Every student is expected to respect other students’ right to a safe and supportive learning environment. Students are expected to behave in a considerate and reasonable manner at all times. A “zero tolerance” policy with respect to bullying, threatening, harassment, abusive language, spam, disruptive behavior and lack of respect is in effect and misbehavior may result in your removal from the course.

Academic Integrity

Students are expected to submit original work. Students who seek to attain academic advantage or help someone else obtain such advantage through cheating will receive a grade of zero. Any assignments submitted that are not original will receive a mark of zero. Students who persist in submitting un-cited or improperly cited assignments may be suspended or withdrawn from the course.

Homework

In this course, students are expected to spend approximately 25 hours per week on homework. The deadlines of homework are realistic in the normal working life outside of the school setting. Deadlines are also set as a reasonable management strategy for teachers so that workloads can be varied and balanced. We also set deadlines as a way of bringing closure to one unit of work and moving ahead to another.

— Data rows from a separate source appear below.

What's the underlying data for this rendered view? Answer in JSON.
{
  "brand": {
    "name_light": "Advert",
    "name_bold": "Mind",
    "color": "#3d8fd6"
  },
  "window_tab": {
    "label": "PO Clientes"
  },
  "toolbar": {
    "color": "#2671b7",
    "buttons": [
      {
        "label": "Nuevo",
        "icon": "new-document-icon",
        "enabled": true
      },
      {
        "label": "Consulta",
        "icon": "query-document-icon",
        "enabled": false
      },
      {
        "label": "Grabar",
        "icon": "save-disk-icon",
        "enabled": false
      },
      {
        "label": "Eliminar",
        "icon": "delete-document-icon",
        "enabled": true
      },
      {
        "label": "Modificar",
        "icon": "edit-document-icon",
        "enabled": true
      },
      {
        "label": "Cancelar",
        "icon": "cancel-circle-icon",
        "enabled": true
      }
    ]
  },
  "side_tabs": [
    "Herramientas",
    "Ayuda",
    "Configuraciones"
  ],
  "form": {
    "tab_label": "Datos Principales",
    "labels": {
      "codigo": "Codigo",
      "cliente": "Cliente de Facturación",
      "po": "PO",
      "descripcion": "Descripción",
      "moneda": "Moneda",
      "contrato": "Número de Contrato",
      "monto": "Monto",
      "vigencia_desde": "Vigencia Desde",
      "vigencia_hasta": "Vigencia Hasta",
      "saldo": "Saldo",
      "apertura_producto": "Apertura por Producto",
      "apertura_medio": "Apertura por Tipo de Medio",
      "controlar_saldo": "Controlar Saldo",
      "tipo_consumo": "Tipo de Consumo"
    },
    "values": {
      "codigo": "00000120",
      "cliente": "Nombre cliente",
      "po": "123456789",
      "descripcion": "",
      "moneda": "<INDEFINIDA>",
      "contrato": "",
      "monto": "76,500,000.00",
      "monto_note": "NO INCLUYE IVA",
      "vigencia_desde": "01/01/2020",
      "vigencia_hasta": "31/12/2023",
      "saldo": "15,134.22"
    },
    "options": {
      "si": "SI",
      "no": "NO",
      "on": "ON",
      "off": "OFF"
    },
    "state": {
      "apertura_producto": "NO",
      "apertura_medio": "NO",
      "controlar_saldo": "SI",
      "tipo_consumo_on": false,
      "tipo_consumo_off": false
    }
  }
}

Missed Assessment

To earn a credit, students have a responsibility to submit sufficient evidence of understanding within established deadlines. It is in the student’s best interest to submit evidence of learning at every opportunity that is provided, so that his/her grade accurately reflects what was learned. In the event that a student produces insufficient evidence in the key understandings for the course, as deemed by the teacher, the entire credit is at stake